First, anyone with a broadcast license can use that portion of the spectrum that is licensed to them, as long as they use equipment that meets certain specifications, or are willing to accept interference.

Second, there are already a number of exceptions. Recently I had to specify an assisted listening system for a theatre. We chose RF over Infra-Red because it is more reliable.

With all the current fuss I was concerned about future problems, but a little research pointed out that these transmitters are entirely legal, when used for their intended application.

It is true that the live production industry operated on a wink and a nudge for a very long time, and now they must pay the price. They need to develop and use wireless systems that are legal.

But they've been pushed into a bit of a nasty corner. The wireless manufacturers are almost certainly all working on their next generation of device, but until the white space issue is resolved they can't be certain what the requirements will be, so they can't really make a lot of noise about what it is they are developing.

They will be (or should be) subject to the same rigorous testing that the wireless networking devices are subject to.

All of us would like to see the soon-to-be vacated space used efficiently, and quickly. But there is such a thing as too quick.

We all need to take a step back and figure out a solution that allows "Wi-Fi on steroids" while at the same time preserving, and even improving the current applications.

I don't think that's too much to ask...

Author Smart said...

Hii Mr. Page

How are you doing??

I have certain critical issues related to adsense but no one is responding from GOOGLE office except when i send a mail reply comes from automatic server.

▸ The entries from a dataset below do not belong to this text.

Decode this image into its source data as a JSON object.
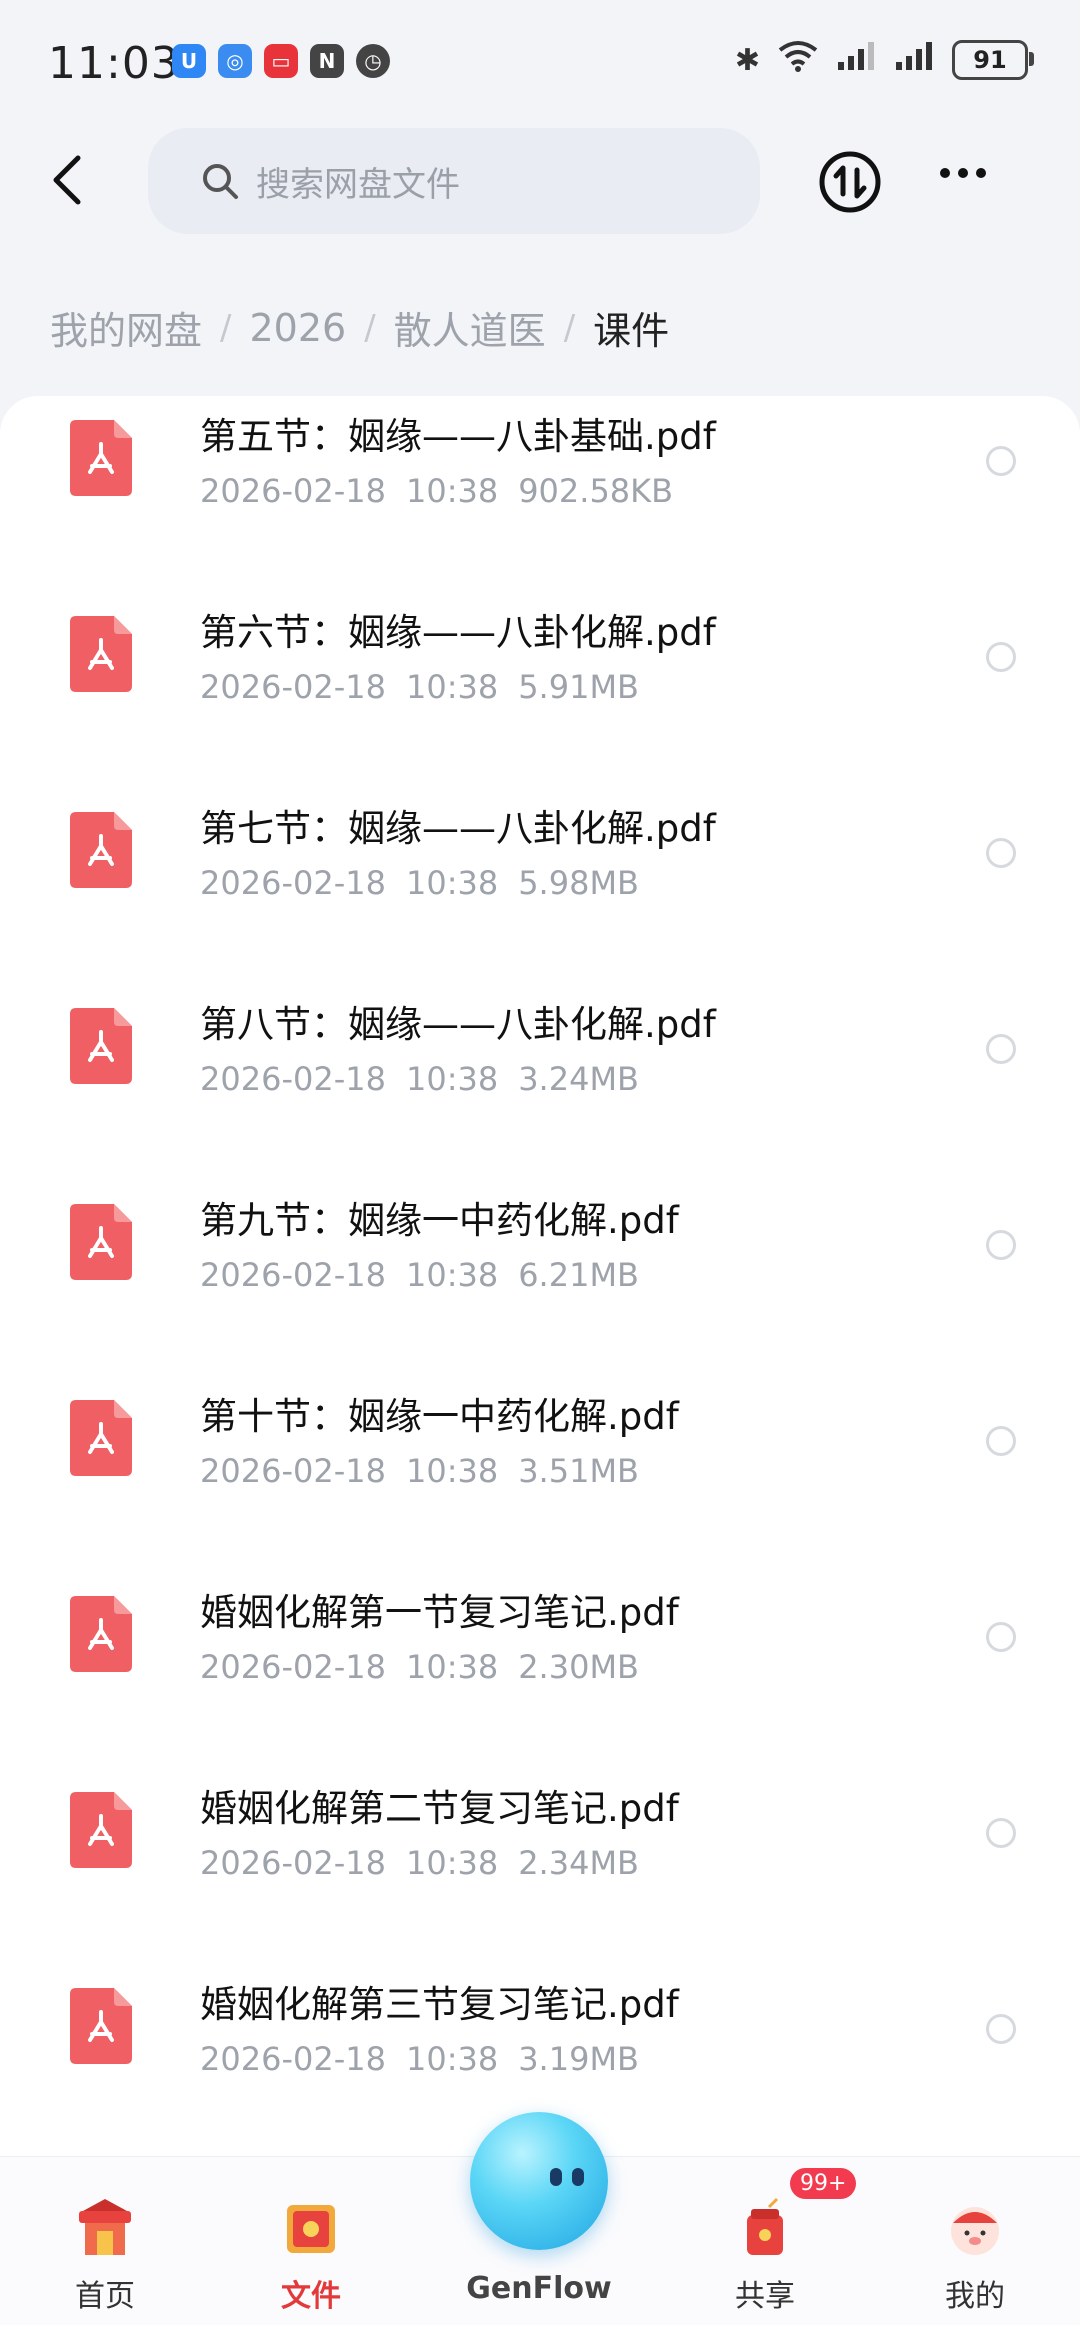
{
  "status_bar": {
    "time": "11:03",
    "battery": "91",
    "app_icons": [
      "shield-app-icon",
      "browser-icon",
      "video-app-icon",
      "nfc-icon",
      "alarm-icon"
    ]
  },
  "topbar": {
    "search_placeholder": "搜索网盘文件"
  },
  "breadcrumb": [
    {
      "label": "我的网盘"
    },
    {
      "label": "2026"
    },
    {
      "label": "散人道医"
    },
    {
      "label": "课件"
    }
  ],
  "files": [
    {
      "name": "第五节：姻缘——八卦基础.pdf",
      "date": "2026-02-18",
      "time": "10:38",
      "size": "902.58KB"
    },
    {
      "name": "第六节：姻缘——八卦化解.pdf",
      "date": "2026-02-18",
      "time": "10:38",
      "size": "5.91MB"
    },
    {
      "name": "第七节：姻缘——八卦化解.pdf",
      "date": "2026-02-18",
      "time": "10:38",
      "size": "5.98MB"
    },
    {
      "name": "第八节：姻缘——八卦化解.pdf",
      "date": "2026-02-18",
      "time": "10:38",
      "size": "3.24MB"
    },
    {
      "name": "第九节：姻缘一中药化解.pdf",
      "date": "2026-02-18",
      "time": "10:38",
      "size": "6.21MB"
    },
    {
      "name": "第十节：姻缘一中药化解.pdf",
      "date": "2026-02-18",
      "time": "10:38",
      "size": "3.51MB"
    },
    {
      "name": "婚姻化解第一节复习笔记.pdf",
      "date": "2026-02-18",
      "time": "10:38",
      "size": "2.30MB"
    },
    {
      "name": "婚姻化解第二节复习笔记.pdf",
      "date": "2026-02-18",
      "time": "10:38",
      "size": "2.34MB"
    },
    {
      "name": "婚姻化解第三节复习笔记.pdf",
      "date": "2026-02-18",
      "time": "10:38",
      "size": "3.19MB"
    }
  ],
  "bottom_nav": {
    "home": "首页",
    "files": "文件",
    "genflow": "GenFlow",
    "share": "共享",
    "mine": "我的",
    "share_badge": "99+",
    "active": "files"
  },
  "colors": {
    "pdf": "#ef5f63",
    "accent_red": "#e23a3a",
    "badge": "#f23b4e"
  }
}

Please ask some responsible person to cooperate.

I am not publishing my page since past 1 month or so because of adsense issues.

Earlier Seeba responded but after taking my details where she gone in the googleplex?? Who knows?????

I was searching your email id but didn't get so i thought to put information through blog comment.




Joe said...

All mobile wireless broadband networks--that use unlicensed or licensed spectrum--require backhaul infrastructure. Without backhaul infrastructure, consumers fail to benefit from innovative new technologies like this worthy "wi-fi on steroids" project.
Consumer e911 calls, and first responder network communications, require interference free backhaul licensed on a point-to-point basis. A narrow percentage of the TV White space spectrum needs to get devoted to such licensing, in order to pursue this project's success, especially for rural areas. No other available spectrum bands possess the long-haul characteristics necessary for quality backhaul to reach 50, 60, 70 or more miles, and cost-effectively install the foundations in rural areas to "light and connect" these future mobile broadband networks.

ponyjoe said...

Some good comments but in all of this I have yet to hear the mechanics of how broadband is going to reach people in rural areas such as I am in. Seems like someone still has to put up a tower somewhere that would send and recieve signals from distant locations.Can anyone break this down for me. If this worked and signals could be sent and recieved over long distances why would this not put companies like Verizon out of business for mobile broadband. Curently I am recieving mobile internet at my house from a cell tower Five miles away and can only get a good signal with the use of an amplifier. If I could send and recieve over a long distance why would I stay with a cell company.

Kuld33p said...

So when can we see a consumer product on this technology ?

Art said...

It's on now.